Research paper by Deenaz D Zaidi, Kathi A KA James, Graham F GF Wagner

Indexed on: 15 Jun '06Published on: 15 Jun '06Published in: American journal of physiology. Endocrinology and metabolism



Abstract

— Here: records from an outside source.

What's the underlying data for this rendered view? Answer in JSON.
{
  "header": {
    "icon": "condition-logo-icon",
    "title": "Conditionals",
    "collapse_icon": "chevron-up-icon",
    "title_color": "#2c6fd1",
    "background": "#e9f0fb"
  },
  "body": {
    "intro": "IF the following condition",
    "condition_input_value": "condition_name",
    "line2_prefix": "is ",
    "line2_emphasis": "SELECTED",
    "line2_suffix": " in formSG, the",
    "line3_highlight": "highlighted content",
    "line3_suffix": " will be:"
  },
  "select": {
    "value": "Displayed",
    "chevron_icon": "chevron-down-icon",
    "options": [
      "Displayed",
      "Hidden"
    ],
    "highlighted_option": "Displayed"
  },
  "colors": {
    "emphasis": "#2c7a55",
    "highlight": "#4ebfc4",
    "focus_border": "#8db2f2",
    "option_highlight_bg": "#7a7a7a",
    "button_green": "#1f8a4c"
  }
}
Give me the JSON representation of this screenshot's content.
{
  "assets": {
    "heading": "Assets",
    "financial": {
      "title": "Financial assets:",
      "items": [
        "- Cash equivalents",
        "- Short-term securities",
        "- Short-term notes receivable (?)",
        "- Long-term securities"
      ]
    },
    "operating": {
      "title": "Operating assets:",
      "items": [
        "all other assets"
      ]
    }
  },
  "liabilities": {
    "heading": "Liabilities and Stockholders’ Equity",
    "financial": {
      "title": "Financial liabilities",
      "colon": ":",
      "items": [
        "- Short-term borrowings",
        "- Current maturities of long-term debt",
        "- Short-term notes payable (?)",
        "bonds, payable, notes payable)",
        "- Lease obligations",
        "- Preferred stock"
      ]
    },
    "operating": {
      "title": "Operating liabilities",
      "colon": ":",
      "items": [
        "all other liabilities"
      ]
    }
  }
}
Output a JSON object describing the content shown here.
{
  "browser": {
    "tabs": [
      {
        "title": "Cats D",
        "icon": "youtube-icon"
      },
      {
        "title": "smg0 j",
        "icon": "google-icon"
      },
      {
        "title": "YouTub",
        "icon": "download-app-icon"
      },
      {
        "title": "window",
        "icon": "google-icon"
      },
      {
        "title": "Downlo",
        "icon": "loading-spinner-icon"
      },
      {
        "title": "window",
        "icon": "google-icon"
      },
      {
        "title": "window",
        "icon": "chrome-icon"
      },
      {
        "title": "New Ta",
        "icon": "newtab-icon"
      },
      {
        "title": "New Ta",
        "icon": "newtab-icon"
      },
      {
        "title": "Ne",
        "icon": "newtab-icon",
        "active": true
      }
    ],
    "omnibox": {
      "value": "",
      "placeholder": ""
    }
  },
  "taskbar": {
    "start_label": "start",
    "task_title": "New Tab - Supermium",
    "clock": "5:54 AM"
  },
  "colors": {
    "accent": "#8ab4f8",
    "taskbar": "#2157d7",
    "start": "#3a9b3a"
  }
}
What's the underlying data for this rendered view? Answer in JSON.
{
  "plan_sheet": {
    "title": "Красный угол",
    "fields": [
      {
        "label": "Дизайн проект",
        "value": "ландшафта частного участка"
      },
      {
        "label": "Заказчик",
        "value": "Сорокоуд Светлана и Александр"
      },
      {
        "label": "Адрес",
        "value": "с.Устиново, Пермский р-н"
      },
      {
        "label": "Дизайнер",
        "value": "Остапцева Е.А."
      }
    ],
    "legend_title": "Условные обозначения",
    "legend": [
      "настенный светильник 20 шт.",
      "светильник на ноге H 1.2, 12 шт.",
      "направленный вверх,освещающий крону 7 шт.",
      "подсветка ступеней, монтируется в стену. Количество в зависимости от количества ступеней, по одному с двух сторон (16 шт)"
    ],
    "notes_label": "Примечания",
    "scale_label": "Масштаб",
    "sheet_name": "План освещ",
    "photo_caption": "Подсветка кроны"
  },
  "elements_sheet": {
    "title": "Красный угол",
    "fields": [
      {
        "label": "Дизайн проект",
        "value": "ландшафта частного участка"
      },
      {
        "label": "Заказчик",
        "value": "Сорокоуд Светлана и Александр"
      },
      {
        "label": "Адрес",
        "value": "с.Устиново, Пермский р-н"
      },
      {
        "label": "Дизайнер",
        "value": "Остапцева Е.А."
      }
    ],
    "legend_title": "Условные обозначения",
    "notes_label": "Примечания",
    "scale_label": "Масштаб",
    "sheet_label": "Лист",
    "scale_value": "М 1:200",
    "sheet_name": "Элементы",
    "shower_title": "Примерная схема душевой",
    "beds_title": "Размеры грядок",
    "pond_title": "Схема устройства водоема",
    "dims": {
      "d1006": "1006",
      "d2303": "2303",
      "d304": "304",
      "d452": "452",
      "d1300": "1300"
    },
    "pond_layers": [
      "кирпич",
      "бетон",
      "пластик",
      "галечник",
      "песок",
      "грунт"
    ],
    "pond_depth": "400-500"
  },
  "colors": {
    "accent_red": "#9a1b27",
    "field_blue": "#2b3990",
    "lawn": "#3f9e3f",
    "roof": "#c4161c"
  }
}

During pregnancy and lactation in rodents, stanniocalcin-1 (STC-1) production by the ovaries is upregulated markedly and released into the circulation. The mammary glands are one target of this systemically delivered hormone. The purpose of this study was to lower serum levels of STC-1 in lactating mice through passive immunization so as to monitor the effects on mammary gland function and postnatal pup growth. Passive immunization significantly reduced circulating hormone levels, and pup growth was significantly compromised (30%), even though control and experimental litters had ingested equal amounts of milk. When mammary glands were analyzed, the alveolar area was significantly reduced in antibody-treated mothers. An analysis of milk composition revealed no changes in lactose, protein, or electrolyte levels but an approximately 40% reduction in triglyceride levels. The latter was due to a significant reduction in mammary gland lipoprotein lipase activity and led to a significant buildup of triglycerides in the serum. Body fat content was also significantly reduced in pups from antibody-treated mothers, whereas pup fecal fat content was increased. In mothers, passive immunization also caused significant behavioral effects, in particular, increased locomotor and hindleg rearing activities. Collectively, the results suggest that systemically derived STC-1 has important effects on mammary gland development and the transfer of serum-based triglycerides into milk. Locomotor effects suggest that STC-1 also has a role in maternal behavior.